Yes, you read that right.
How did I learn that? Experience.
You see, I was born in Georgia. I spent only the first seven months of my life there and have only been there once, for a few hours, since then.
After I had my surgery, I had to send my birth certificate, a certified letter from Dr. Bowers and a certified copy of the court order for my name change, along with $35. Within two weeks, a new birth certificate with my new name and true gender arrived in the mail.
Compare that with what happened to Louis Birney, right here in New York City. Around the same time I had my surgery, he had his. He is nearly two decades older than I am.
He sent the letter from his surgeon to the City's Department of Health, which issues birth certificate. (In Georgia, they're issued by the Department of Public Records.) In response, the DoH demanded a psychiatric report and detailed surgical records in order to turn the "F" to an "M" on his birth certificate.
Manhattan State Supreme Court Justice Paul G.Feinman has ruled that the Health Department should re-evaluate Birney's case. The judge also questioned the Department's understanding of "the lives and experience of transgender people," noting that "It does not seem likely that an individual would go through all the required years of preparation for surgical transition, including psychotherapy, undergo major surgery, assume life under his or her new gender, and then decide it was all a mistake and change back."

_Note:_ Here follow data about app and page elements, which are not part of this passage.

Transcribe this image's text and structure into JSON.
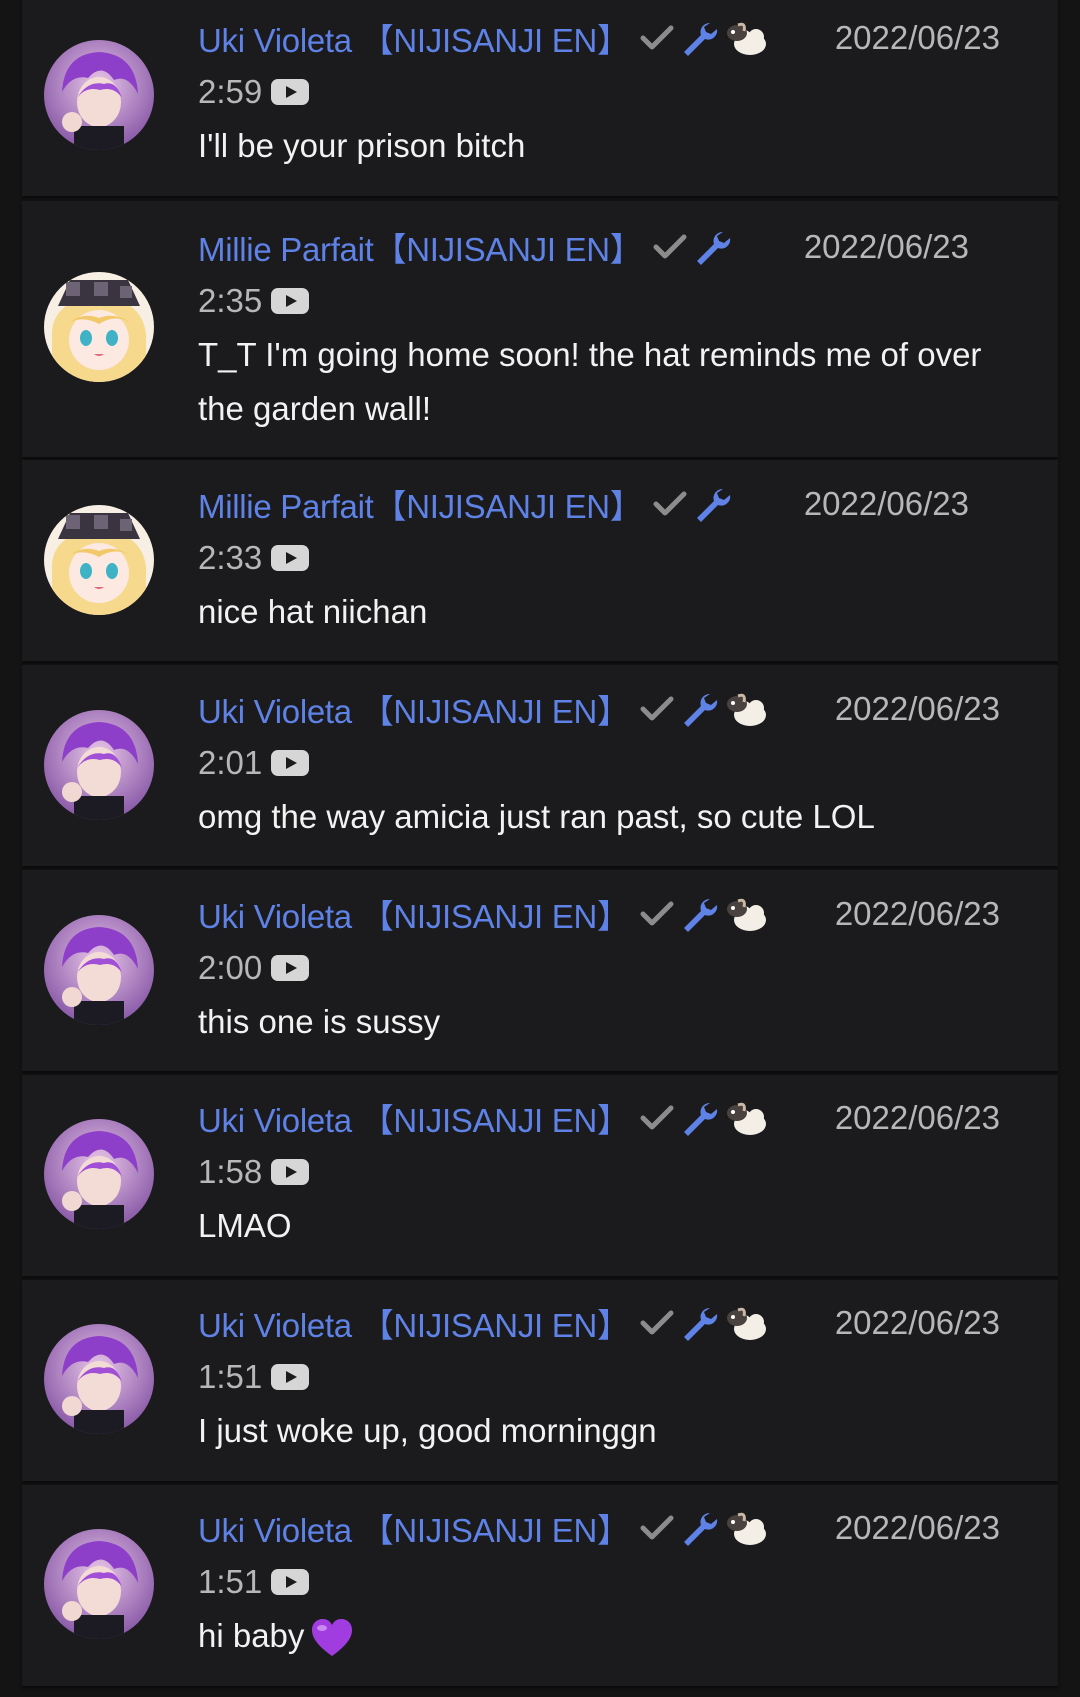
{
  "colors": {
    "background": "#141414",
    "card": "#1b1b1d",
    "author": "#5f82e6",
    "meta": "#b7b7b7",
    "text": "#f2f2f2",
    "check": "#8c8c8c",
    "wrench": "#5f82e6"
  },
  "icons": [
    "check-icon",
    "wrench-icon",
    "sheep-badge-icon",
    "youtube-icon",
    "purple-heart-emoji"
  ],
  "comments": [
    {
      "author": "Uki Violeta 【NIJISANJI EN】",
      "date": "2022/06/23",
      "time": "2:59",
      "text": "I'll be your prison bitch",
      "avatar": "uki-avatar",
      "badge": true
    },
    {
      "author": "Millie Parfait【NIJISANJI EN】",
      "date": "2022/06/23",
      "time": "2:35",
      "text": "T_T I'm going home soon! the hat reminds me of over the garden wall!",
      "avatar": "millie-avatar",
      "badge": false
    },
    {
      "author": "Millie Parfait【NIJISANJI EN】",
      "date": "2022/06/23",
      "time": "2:33",
      "text": "nice hat niichan",
      "avatar": "millie-avatar",
      "badge": false
    },
    {
      "author": "Uki Violeta 【NIJISANJI EN】",
      "date": "2022/06/23",
      "time": "2:01",
      "text": "omg the way amicia just ran past, so cute LOL",
      "avatar": "uki-avatar",
      "badge": true
    },
    {
      "author": "Uki Violeta 【NIJISANJI EN】",
      "date": "2022/06/23",
      "time": "2:00",
      "text": "this one is sussy",
      "avatar": "uki-avatar",
      "badge": true
    },
    {
      "author": "Uki Violeta 【NIJISANJI EN】",
      "date": "2022/06/23",
      "time": "1:58",
      "text": "LMAO",
      "avatar": "uki-avatar",
      "badge": true
    },
    {
      "author": "Uki Violeta 【NIJISANJI EN】",
      "date": "2022/06/23",
      "time": "1:51",
      "text": "I just woke up, good morninggn",
      "avatar": "uki-avatar",
      "badge": true
    },
    {
      "author": "Uki Violeta 【NIJISANJI EN】",
      "date": "2022/06/23",
      "time": "1:51",
      "text": "hi baby",
      "avatar": "uki-avatar",
      "badge": true
    }
  ]
}
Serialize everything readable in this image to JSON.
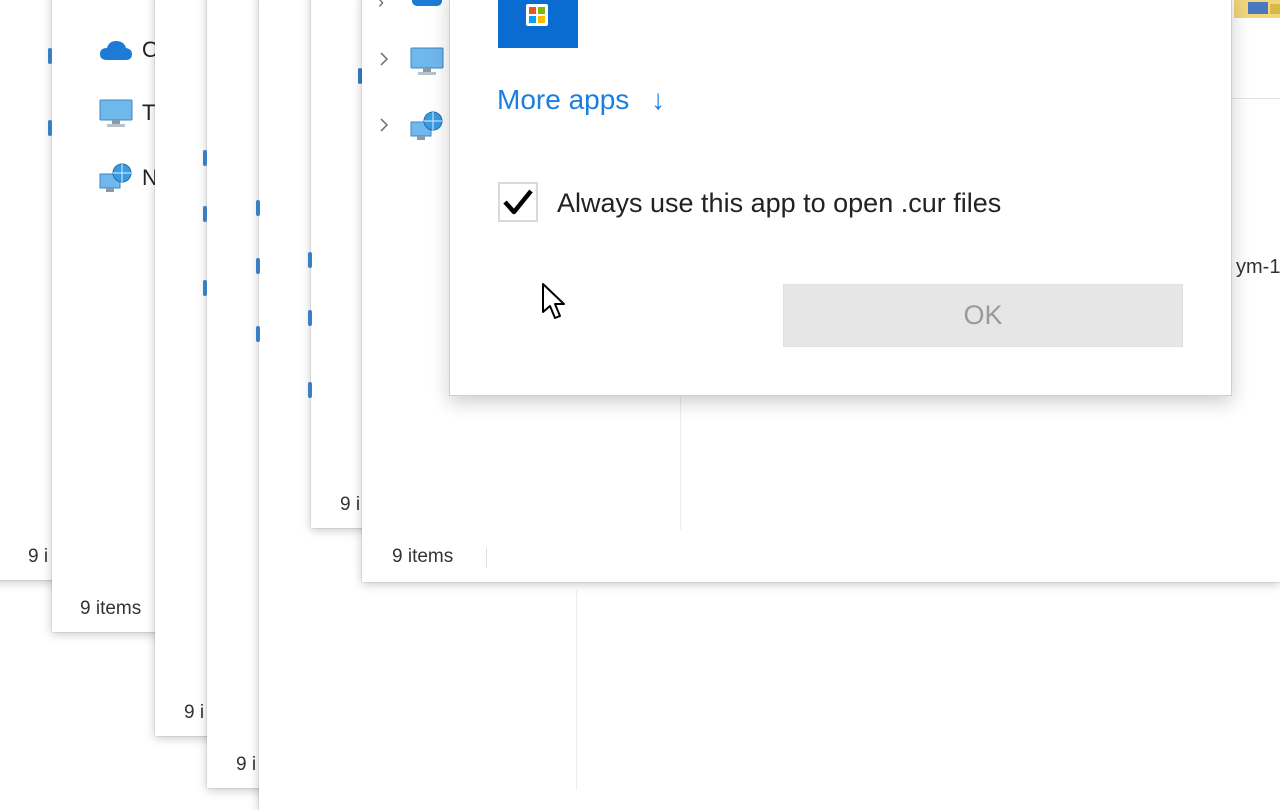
{
  "dialog": {
    "more_apps_label": "More apps",
    "more_apps_arrow": "↓",
    "checkbox_label": "Always use this app to open .cur files",
    "checkbox_checked": true,
    "ok_label": "OK"
  },
  "background_windows": {
    "status_texts": [
      "9 i",
      "9 items",
      "9 i",
      "9 i",
      "9 i",
      "9 items"
    ],
    "nav_labels": [
      "O",
      "T",
      "N"
    ],
    "right_edge_text": "ym-1"
  },
  "colors": {
    "accent": "#1a7fe0",
    "store_tile": "#0a6bd1",
    "button_disabled_bg": "#e6e6e6",
    "button_disabled_text": "#9a9a9a"
  },
  "icons": [
    "onedrive-icon",
    "this-pc-icon",
    "network-icon",
    "microsoft-store-icon",
    "chevron-right-icon",
    "checkmark-icon",
    "mouse-pointer-icon"
  ]
}
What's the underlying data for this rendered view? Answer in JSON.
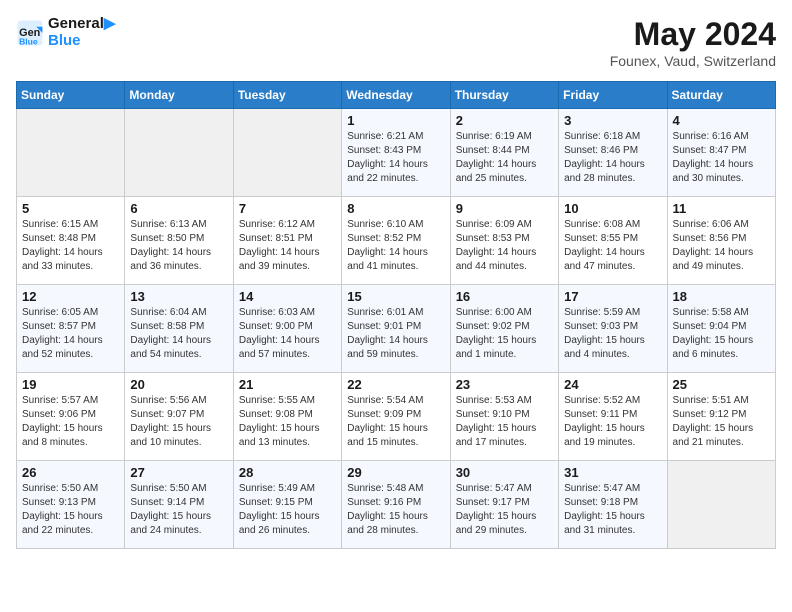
{
  "header": {
    "logo_line1": "General",
    "logo_line2": "Blue",
    "month_year": "May 2024",
    "location": "Founex, Vaud, Switzerland"
  },
  "days_of_week": [
    "Sunday",
    "Monday",
    "Tuesday",
    "Wednesday",
    "Thursday",
    "Friday",
    "Saturday"
  ],
  "weeks": [
    [
      {
        "day": "",
        "sunrise": "",
        "sunset": "",
        "daylight": ""
      },
      {
        "day": "",
        "sunrise": "",
        "sunset": "",
        "daylight": ""
      },
      {
        "day": "",
        "sunrise": "",
        "sunset": "",
        "daylight": ""
      },
      {
        "day": "1",
        "sunrise": "Sunrise: 6:21 AM",
        "sunset": "Sunset: 8:43 PM",
        "daylight": "Daylight: 14 hours and 22 minutes."
      },
      {
        "day": "2",
        "sunrise": "Sunrise: 6:19 AM",
        "sunset": "Sunset: 8:44 PM",
        "daylight": "Daylight: 14 hours and 25 minutes."
      },
      {
        "day": "3",
        "sunrise": "Sunrise: 6:18 AM",
        "sunset": "Sunset: 8:46 PM",
        "daylight": "Daylight: 14 hours and 28 minutes."
      },
      {
        "day": "4",
        "sunrise": "Sunrise: 6:16 AM",
        "sunset": "Sunset: 8:47 PM",
        "daylight": "Daylight: 14 hours and 30 minutes."
      }
    ],
    [
      {
        "day": "5",
        "sunrise": "Sunrise: 6:15 AM",
        "sunset": "Sunset: 8:48 PM",
        "daylight": "Daylight: 14 hours and 33 minutes."
      },
      {
        "day": "6",
        "sunrise": "Sunrise: 6:13 AM",
        "sunset": "Sunset: 8:50 PM",
        "daylight": "Daylight: 14 hours and 36 minutes."
      },
      {
        "day": "7",
        "sunrise": "Sunrise: 6:12 AM",
        "sunset": "Sunset: 8:51 PM",
        "daylight": "Daylight: 14 hours and 39 minutes."
      },
      {
        "day": "8",
        "sunrise": "Sunrise: 6:10 AM",
        "sunset": "Sunset: 8:52 PM",
        "daylight": "Daylight: 14 hours and 41 minutes."
      },
      {
        "day": "9",
        "sunrise": "Sunrise: 6:09 AM",
        "sunset": "Sunset: 8:53 PM",
        "daylight": "Daylight: 14 hours and 44 minutes."
      },
      {
        "day": "10",
        "sunrise": "Sunrise: 6:08 AM",
        "sunset": "Sunset: 8:55 PM",
        "daylight": "Daylight: 14 hours and 47 minutes."
      },
      {
        "day": "11",
        "sunrise": "Sunrise: 6:06 AM",
        "sunset": "Sunset: 8:56 PM",
        "daylight": "Daylight: 14 hours and 49 minutes."
      }
    ],
    [
      {
        "day": "12",
        "sunrise": "Sunrise: 6:05 AM",
        "sunset": "Sunset: 8:57 PM",
        "daylight": "Daylight: 14 hours and 52 minutes."
      },
      {
        "day": "13",
        "sunrise": "Sunrise: 6:04 AM",
        "sunset": "Sunset: 8:58 PM",
        "daylight": "Daylight: 14 hours and 54 minutes."
      },
      {
        "day": "14",
        "sunrise": "Sunrise: 6:03 AM",
        "sunset": "Sunset: 9:00 PM",
        "daylight": "Daylight: 14 hours and 57 minutes."
      },
      {
        "day": "15",
        "sunrise": "Sunrise: 6:01 AM",
        "sunset": "Sunset: 9:01 PM",
        "daylight": "Daylight: 14 hours and 59 minutes."
      },
      {
        "day": "16",
        "sunrise": "Sunrise: 6:00 AM",
        "sunset": "Sunset: 9:02 PM",
        "daylight": "Daylight: 15 hours and 1 minute."
      },
      {
        "day": "17",
        "sunrise": "Sunrise: 5:59 AM",
        "sunset": "Sunset: 9:03 PM",
        "daylight": "Daylight: 15 hours and 4 minutes."
      },
      {
        "day": "18",
        "sunrise": "Sunrise: 5:58 AM",
        "sunset": "Sunset: 9:04 PM",
        "daylight": "Daylight: 15 hours and 6 minutes."
      }
    ],
    [
      {
        "day": "19",
        "sunrise": "Sunrise: 5:57 AM",
        "sunset": "Sunset: 9:06 PM",
        "daylight": "Daylight: 15 hours and 8 minutes."
      },
      {
        "day": "20",
        "sunrise": "Sunrise: 5:56 AM",
        "sunset": "Sunset: 9:07 PM",
        "daylight": "Daylight: 15 hours and 10 minutes."
      },
      {
        "day": "21",
        "sunrise": "Sunrise: 5:55 AM",
        "sunset": "Sunset: 9:08 PM",
        "daylight": "Daylight: 15 hours and 13 minutes."
      },
      {
        "day": "22",
        "sunrise": "Sunrise: 5:54 AM",
        "sunset": "Sunset: 9:09 PM",
        "daylight": "Daylight: 15 hours and 15 minutes."
      },
      {
        "day": "23",
        "sunrise": "Sunrise: 5:53 AM",
        "sunset": "Sunset: 9:10 PM",
        "daylight": "Daylight: 15 hours and 17 minutes."
      },
      {
        "day": "24",
        "sunrise": "Sunrise: 5:52 AM",
        "sunset": "Sunset: 9:11 PM",
        "daylight": "Daylight: 15 hours and 19 minutes."
      },
      {
        "day": "25",
        "sunrise": "Sunrise: 5:51 AM",
        "sunset": "Sunset: 9:12 PM",
        "daylight": "Daylight: 15 hours and 21 minutes."
      }
    ],
    [
      {
        "day": "26",
        "sunrise": "Sunrise: 5:50 AM",
        "sunset": "Sunset: 9:13 PM",
        "daylight": "Daylight: 15 hours and 22 minutes."
      },
      {
        "day": "27",
        "sunrise": "Sunrise: 5:50 AM",
        "sunset": "Sunset: 9:14 PM",
        "daylight": "Daylight: 15 hours and 24 minutes."
      },
      {
        "day": "28",
        "sunrise": "Sunrise: 5:49 AM",
        "sunset": "Sunset: 9:15 PM",
        "daylight": "Daylight: 15 hours and 26 minutes."
      },
      {
        "day": "29",
        "sunrise": "Sunrise: 5:48 AM",
        "sunset": "Sunset: 9:16 PM",
        "daylight": "Daylight: 15 hours and 28 minutes."
      },
      {
        "day": "30",
        "sunrise": "Sunrise: 5:47 AM",
        "sunset": "Sunset: 9:17 PM",
        "daylight": "Daylight: 15 hours and 29 minutes."
      },
      {
        "day": "31",
        "sunrise": "Sunrise: 5:47 AM",
        "sunset": "Sunset: 9:18 PM",
        "daylight": "Daylight: 15 hours and 31 minutes."
      },
      {
        "day": "",
        "sunrise": "",
        "sunset": "",
        "daylight": ""
      }
    ]
  ]
}
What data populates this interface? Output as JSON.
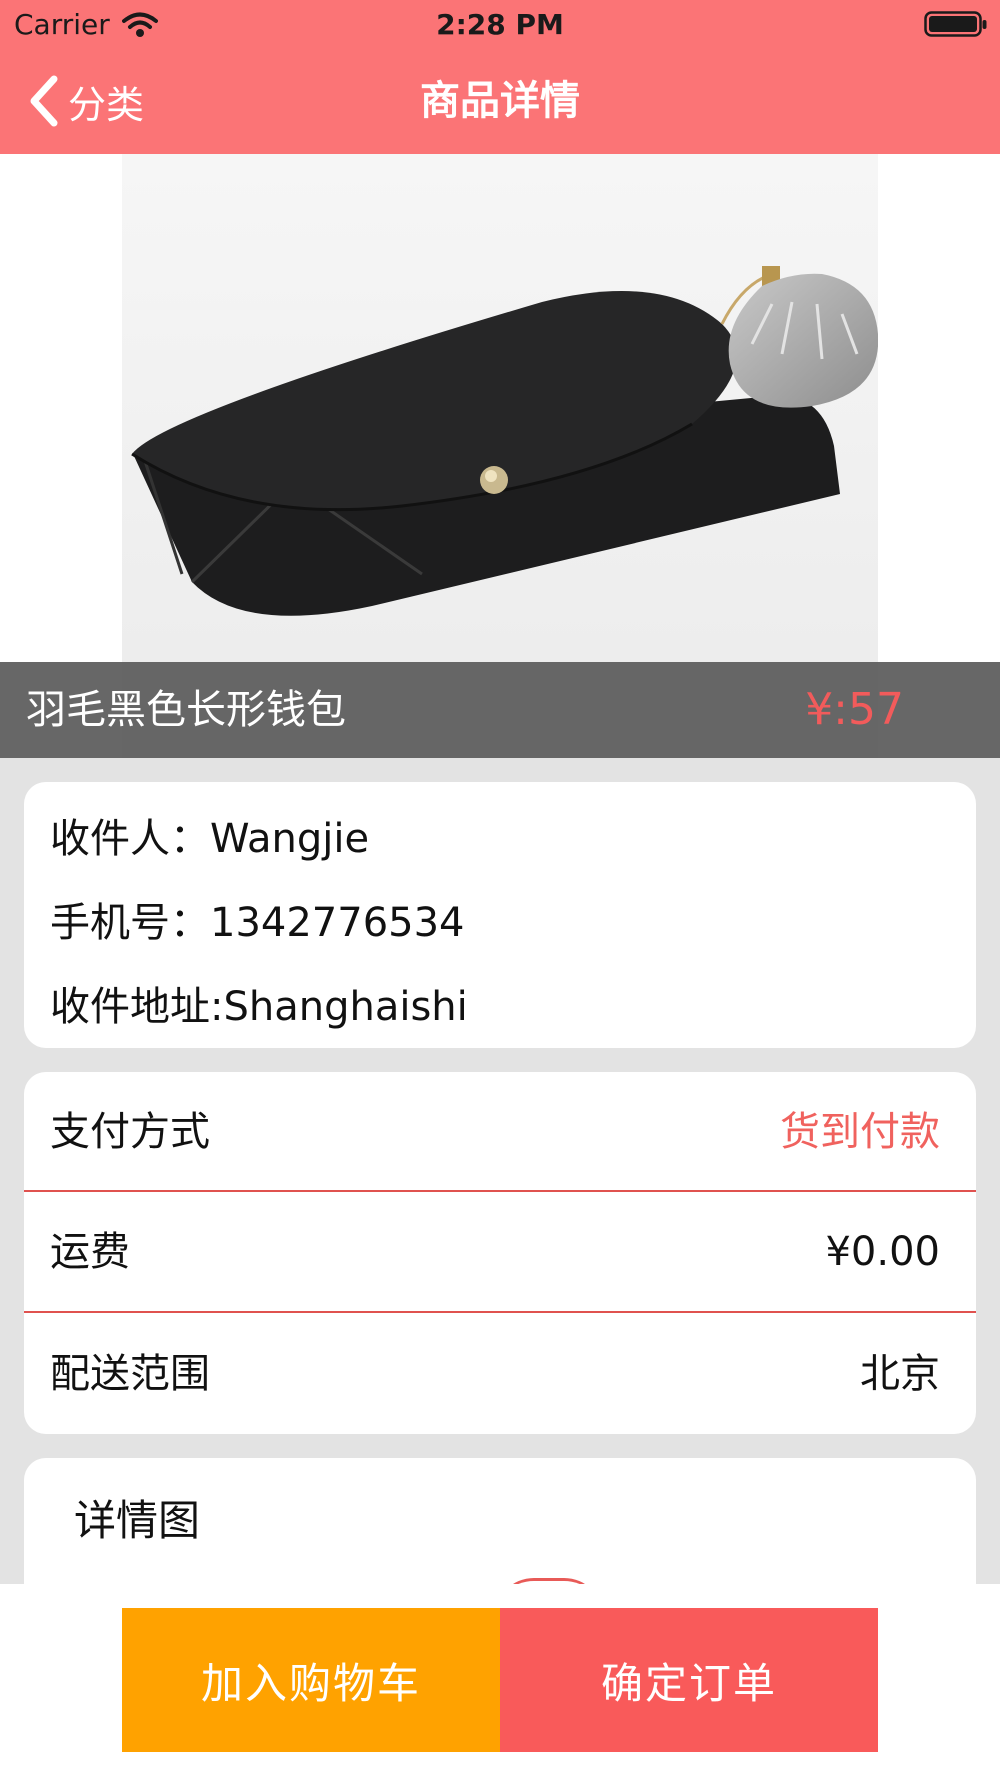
{
  "status_bar": {
    "carrier": "Carrier",
    "time": "2:28 PM"
  },
  "nav": {
    "back_label": "分类",
    "title": "商品详情"
  },
  "product": {
    "name": "羽毛黑色长形钱包",
    "price": "¥:57",
    "image_icon": "wallet-icon"
  },
  "address": {
    "recipient": "收件人：Wangjie",
    "phone": "手机号：1342776534",
    "location": "收件地址:Shanghaishi"
  },
  "payment": {
    "rows": [
      {
        "label": "支付方式",
        "value": "货到付款"
      },
      {
        "label": "运费",
        "value": "¥0.00"
      },
      {
        "label": "配送范围",
        "value": "北京"
      }
    ]
  },
  "detail": {
    "title": "详情图"
  },
  "actions": {
    "add_to_cart": "加入购物车",
    "confirm_order": "确定订单"
  },
  "colors": {
    "header": "#fb7476",
    "accent": "#f0625e",
    "cart_button": "#ffa200",
    "confirm_button": "#f95a5a"
  }
}
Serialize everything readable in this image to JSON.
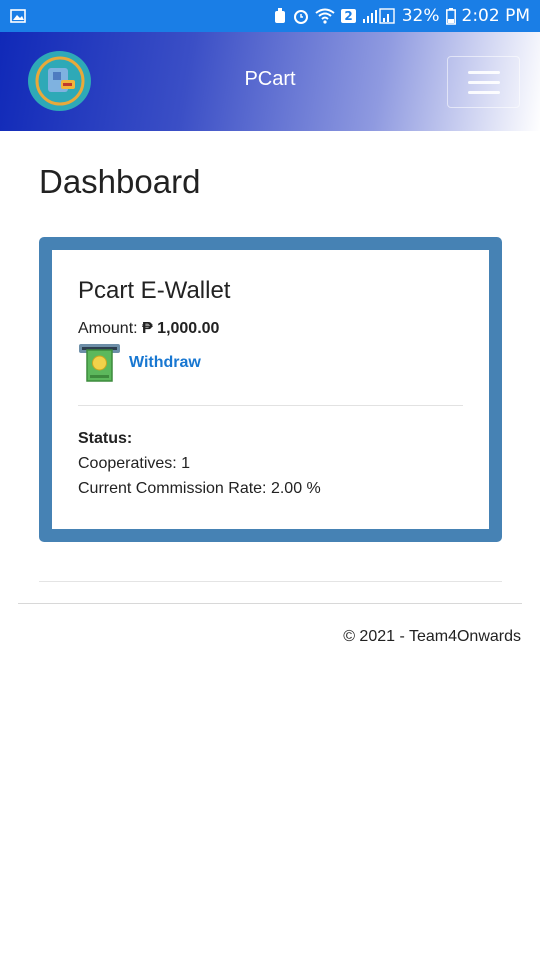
{
  "status_bar": {
    "battery_percent": "32%",
    "time": "2:02 PM",
    "sim_badge": "2",
    "icons": [
      "image-icon",
      "alarm-clock-icon",
      "wifi-icon",
      "signal-icon",
      "battery-icon"
    ]
  },
  "navbar": {
    "title": "PCart",
    "logo_icon": "pcart-logo-icon",
    "menu_icon": "hamburger-menu-icon"
  },
  "page": {
    "title": "Dashboard"
  },
  "wallet": {
    "title": "Pcart E-Wallet",
    "amount_label": "Amount:",
    "amount_value": "₱ 1,000.00",
    "withdraw_label": "Withdraw",
    "withdraw_icon": "atm-cash-icon",
    "status_label": "Status:",
    "cooperatives_line": "Cooperatives: 1",
    "commission_line": "Current Commission Rate: 2.00 %"
  },
  "footer": {
    "text": "© 2021 - Team4Onwards"
  },
  "colors": {
    "status_bar": "#1a7ee6",
    "card_border": "#4682b4",
    "link": "#1877d1",
    "logo": "#2ea9b7"
  }
}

Feinman faulted the Department had provided a "clear, straightforward list" of requirements for changing his birth certificate. To their credit, the Georgia officials provided such a document for me. So did the State Department before I applied for a new passport.
It's about time for the city to catch up to Georgia and the State Department.